> Task to carry out: Pick each line containing the word "function" out of the data below.

> Input records:
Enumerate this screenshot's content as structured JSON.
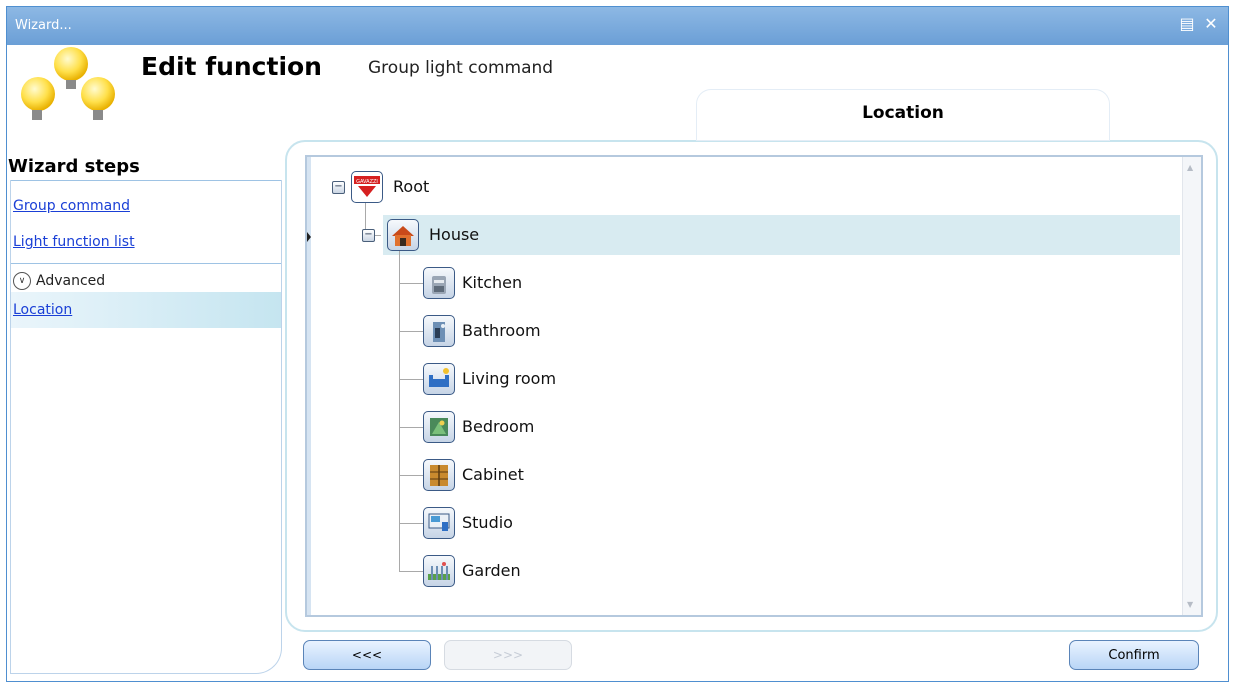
{
  "window": {
    "title": "Wizard...",
    "controls": {
      "restore_icon": "restore-icon",
      "close_icon": "close-icon"
    }
  },
  "header": {
    "title": "Edit function",
    "subtitle": "Group light command",
    "tab": "Location",
    "logo": "light-bulbs-icon"
  },
  "steps": {
    "title": "Wizard steps",
    "items": [
      {
        "label": "Group command",
        "link": true
      },
      {
        "label": "Light function list",
        "link": true
      }
    ],
    "advanced": {
      "label": "Advanced",
      "icon": "chevron-down-circle-icon"
    },
    "advanced_items": [
      {
        "label": "Location",
        "active": true
      }
    ]
  },
  "tree": {
    "root": {
      "label": "Root",
      "icon": "carlo-gavazzi-logo-icon",
      "expanded": true
    },
    "house": {
      "label": "House",
      "icon": "house-icon",
      "expanded": true,
      "selected": true
    },
    "rooms": [
      {
        "label": "Kitchen",
        "icon": "kitchen-icon"
      },
      {
        "label": "Bathroom",
        "icon": "bathroom-icon"
      },
      {
        "label": "Living room",
        "icon": "living-room-icon"
      },
      {
        "label": "Bedroom",
        "icon": "bedroom-icon"
      },
      {
        "label": "Cabinet",
        "icon": "cabinet-icon"
      },
      {
        "label": "Studio",
        "icon": "studio-icon"
      },
      {
        "label": "Garden",
        "icon": "garden-icon"
      }
    ]
  },
  "buttons": {
    "prev": "<<<",
    "next": ">>>",
    "confirm": "Confirm"
  },
  "colors": {
    "titlebar": "#7aa9dd",
    "accent_border": "#c7e4ee",
    "selection": "#d8ebf1",
    "link": "#1a3fd6"
  }
}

> Completed task:
    "title": "Edit function",
        "label": "Light function list",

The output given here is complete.